We will now let $B \subset C(A)$ and assume that $A \not\subset C(B)$. From this assumption it follows that $\exists_{x \in A} : x \notin C(B) \Rightarrow \exists_{x \notin C(B)} : x \in A$. This means that $\exists_{x \in B} : x \notin C(A) \Rightarrow B \not\subset C(A)$ creating a contradiction with the above statement and therefore $A \subset C(B)$.

# Compliments Proof

Let $A \subset S$, $B \subset S$. Prove that $A \subset B$ if and only if $C(B) \subset C(A)$

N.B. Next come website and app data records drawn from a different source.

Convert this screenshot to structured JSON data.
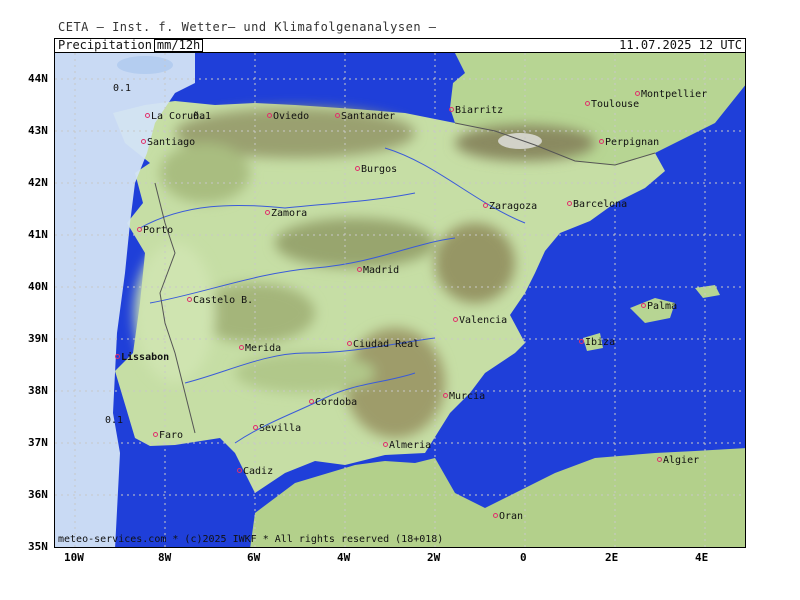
{
  "header": {
    "model": "CETA — Inst. f. Wetter— und Klimafolgenanalysen —"
  },
  "bar": {
    "title": "Precipitation",
    "unit": "mm/12h",
    "time": "11.07.2025 12 UTC"
  },
  "footer": {
    "credit": "meteo-services.com * (c)2025 IWKF * All rights reserved (18+018)"
  },
  "colors": {
    "sea": "#1f3fd9",
    "land_low": "#c9e2a8",
    "land_mid": "#a8c883",
    "land_high": "#8e8e60",
    "peak": "#c9c9c0",
    "precip": "#d3e3f5"
  },
  "lat_labels": [
    "44N",
    "43N",
    "42N",
    "41N",
    "40N",
    "39N",
    "38N",
    "37N",
    "36N",
    "35N"
  ],
  "lon_labels": [
    "10W",
    "8W",
    "6W",
    "4W",
    "2W",
    "0",
    "2E",
    "4E"
  ],
  "precip_labels": [
    "0.1",
    "0.1",
    "0.1"
  ],
  "cities": [
    {
      "name": "La Coruña"
    },
    {
      "name": "Oviedo"
    },
    {
      "name": "Santander"
    },
    {
      "name": "Biarritz"
    },
    {
      "name": "Toulouse"
    },
    {
      "name": "Montpellier"
    },
    {
      "name": "Santiago"
    },
    {
      "name": "Perpignan"
    },
    {
      "name": "Burgos"
    },
    {
      "name": "Zaragoza"
    },
    {
      "name": "Barcelona"
    },
    {
      "name": "Zamora"
    },
    {
      "name": "Porto"
    },
    {
      "name": "Madrid"
    },
    {
      "name": "Castelo B."
    },
    {
      "name": "Palma"
    },
    {
      "name": "Valencia"
    },
    {
      "name": "Merida"
    },
    {
      "name": "Ciudad Real"
    },
    {
      "name": "Ibiza"
    },
    {
      "name": "Lissabon"
    },
    {
      "name": "Murcia"
    },
    {
      "name": "Cordoba"
    },
    {
      "name": "Sevilla"
    },
    {
      "name": "Faro"
    },
    {
      "name": "Almeria"
    },
    {
      "name": "Algier"
    },
    {
      "name": "Cadiz"
    },
    {
      "name": "Oran"
    }
  ]
}
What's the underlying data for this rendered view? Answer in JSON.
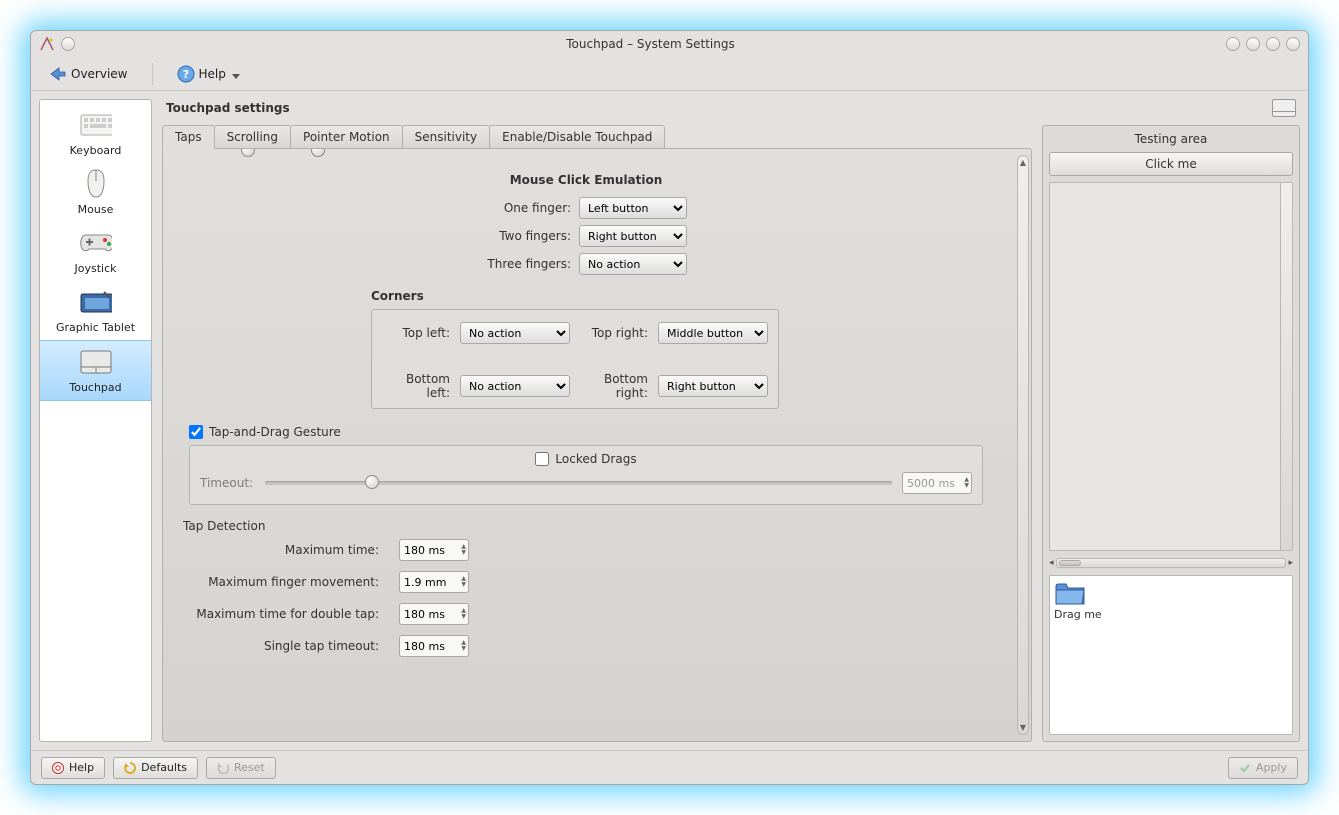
{
  "window": {
    "title": "Touchpad – System Settings"
  },
  "toolbar": {
    "overview": "Overview",
    "help": "Help"
  },
  "sidebar": {
    "items": [
      {
        "label": "Keyboard"
      },
      {
        "label": "Mouse"
      },
      {
        "label": "Joystick"
      },
      {
        "label": "Graphic Tablet"
      },
      {
        "label": "Touchpad"
      }
    ]
  },
  "header": {
    "title": "Touchpad settings"
  },
  "tabs": [
    {
      "label": "Taps"
    },
    {
      "label": "Scrolling"
    },
    {
      "label": "Pointer Motion"
    },
    {
      "label": "Sensitivity"
    },
    {
      "label": "Enable/Disable Touchpad"
    }
  ],
  "emulation": {
    "title": "Mouse Click Emulation",
    "one_finger_label": "One finger:",
    "one_finger_value": "Left button",
    "two_fingers_label": "Two fingers:",
    "two_fingers_value": "Right button",
    "three_fingers_label": "Three fingers:",
    "three_fingers_value": "No action"
  },
  "corners": {
    "title": "Corners",
    "top_left_label": "Top left:",
    "top_left_value": "No action",
    "top_right_label": "Top right:",
    "top_right_value": "Middle button",
    "bottom_left_label": "Bottom left:",
    "bottom_left_value": "No action",
    "bottom_right_label": "Bottom right:",
    "bottom_right_value": "Right button"
  },
  "tap_drag": {
    "label": "Tap-and-Drag Gesture",
    "locked_label": "Locked Drags",
    "timeout_label": "Timeout:",
    "timeout_value": "5000 ms"
  },
  "tap_detection": {
    "title": "Tap Detection",
    "max_time_label": "Maximum time:",
    "max_time_value": "180 ms",
    "max_finger_label": "Maximum finger movement:",
    "max_finger_value": "1.9 mm",
    "max_dbl_label": "Maximum time for double tap:",
    "max_dbl_value": "180 ms",
    "single_tap_label": "Single tap timeout:",
    "single_tap_value": "180 ms"
  },
  "testing": {
    "title": "Testing area",
    "click_me": "Click me",
    "drag_me": "Drag me"
  },
  "footer": {
    "help": "Help",
    "defaults": "Defaults",
    "reset": "Reset",
    "apply": "Apply"
  }
}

Let $C(B) \subset C(A)$ and assume that $A \not\subset B$. From this assumption it follows that $\exists_{x\in A} : x\notin B$, which means that $\exists_{x\notin B} : x\in A$, which can also be stated as $\exists_{x\in C(B)} : x \notin C(A) \therefore C(B) \not\subset C(A)$ which contradicts with the above assumption and therefore $A \subset B$. Now if we let $A \subset B$ and assume that $C(A) \not\subset C(B)$ than it follows that $\exists_{x\in C(A)} : x \notin C(B) \Rightarrow \exists _{x\in A} : x \notin B$. This means that $A \notin B$ which contradicts the above statement and therefore $C(A) \subset C(B)$. This came from  http://ashleymills.com/.